→ Task description: Each line of the data should be repeated precisely.

Saved data entries:
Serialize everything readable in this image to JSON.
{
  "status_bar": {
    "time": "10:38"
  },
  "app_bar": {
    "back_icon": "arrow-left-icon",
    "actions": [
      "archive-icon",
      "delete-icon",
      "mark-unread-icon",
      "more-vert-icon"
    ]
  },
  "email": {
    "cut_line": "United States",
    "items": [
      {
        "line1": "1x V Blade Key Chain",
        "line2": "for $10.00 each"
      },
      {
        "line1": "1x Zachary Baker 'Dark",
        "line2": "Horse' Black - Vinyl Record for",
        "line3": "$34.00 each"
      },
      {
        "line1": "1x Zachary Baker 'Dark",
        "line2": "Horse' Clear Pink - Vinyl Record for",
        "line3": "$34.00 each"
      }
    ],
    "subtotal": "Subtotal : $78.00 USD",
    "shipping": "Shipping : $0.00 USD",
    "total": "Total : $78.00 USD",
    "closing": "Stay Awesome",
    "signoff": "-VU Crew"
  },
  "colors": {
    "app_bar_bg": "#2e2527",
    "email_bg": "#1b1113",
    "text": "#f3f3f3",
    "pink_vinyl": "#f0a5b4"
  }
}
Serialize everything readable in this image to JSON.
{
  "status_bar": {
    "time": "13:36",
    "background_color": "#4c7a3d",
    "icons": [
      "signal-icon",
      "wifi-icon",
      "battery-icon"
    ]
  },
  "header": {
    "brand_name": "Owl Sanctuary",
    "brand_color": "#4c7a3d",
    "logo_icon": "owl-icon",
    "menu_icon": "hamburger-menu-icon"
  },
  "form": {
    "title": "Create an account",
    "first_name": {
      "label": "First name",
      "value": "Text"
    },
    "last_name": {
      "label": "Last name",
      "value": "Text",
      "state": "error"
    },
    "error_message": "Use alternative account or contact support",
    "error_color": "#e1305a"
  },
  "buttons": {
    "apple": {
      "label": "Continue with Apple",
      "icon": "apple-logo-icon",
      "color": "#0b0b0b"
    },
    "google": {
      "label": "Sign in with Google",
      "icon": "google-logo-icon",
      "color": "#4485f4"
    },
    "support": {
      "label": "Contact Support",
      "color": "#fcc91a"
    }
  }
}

→ Written solution:
Serialize everything readable in this image to JSON.
{
  "status_bar": {
    "time": "10:38"
  },
  "app_bar": {
    "back_icon": "arrow-left-icon",
    "actions": [
      "archive-icon",
      "delete-icon",
      "mark-unread-icon",
      "more-vert-icon"
    ]
  },
  "email": {
    "cut_line": "United States",
    "items": [
      {
        "line1": "1x V Blade Key Chain",
        "line2": "for $10.00 each"
      },
      {
        "line1": "1x Zachary Baker 'Dark",
        "line2": "Horse' Black - Vinyl Record for",
        "line3": "$34.00 each"
      },
      {
        "line1": "1x Zachary Baker 'Dark",
        "line2": "Horse' Clear Pink - Vinyl Record for",
        "line3": "$34.00 each"
      }
    ],
    "subtotal": "Subtotal : $78.00 USD",
    "shipping": "Shipping : $0.00 USD",
    "total": "Total : $78.00 USD",
    "closing": "Stay Awesome",
    "signoff": "-VU Crew"
  },
  "colors": {
    "app_bar_bg": "#2e2527",
    "email_bg": "#1b1113",
    "text": "#f3f3f3",
    "pink_vinyl": "#f0a5b4"
  }
}
Serialize everything readable in this image to JSON.
{
  "status_bar": {
    "time": "13:36",
    "background_color": "#4c7a3d",
    "icons": [
      "signal-icon",
      "wifi-icon",
      "battery-icon"
    ]
  },
  "header": {
    "brand_name": "Owl Sanctuary",
    "brand_color": "#4c7a3d",
    "logo_icon": "owl-icon",
    "menu_icon": "hamburger-menu-icon"
  },
  "form": {
    "title": "Create an account",
    "first_name": {
      "label": "First name",
      "value": "Text"
    },
    "last_name": {
      "label": "Last name",
      "value": "Text",
      "state": "error"
    },
    "error_message": "Use alternative account or contact support",
    "error_color": "#e1305a"
  },
  "buttons": {
    "apple": {
      "label": "Continue with Apple",
      "icon": "apple-logo-icon",
      "color": "#0b0b0b"
    },
    "google": {
      "label": "Sign in with Google",
      "icon": "google-logo-icon",
      "color": "#4485f4"
    },
    "support": {
      "label": "Contact Support",
      "color": "#fcc91a"
    }
  }
}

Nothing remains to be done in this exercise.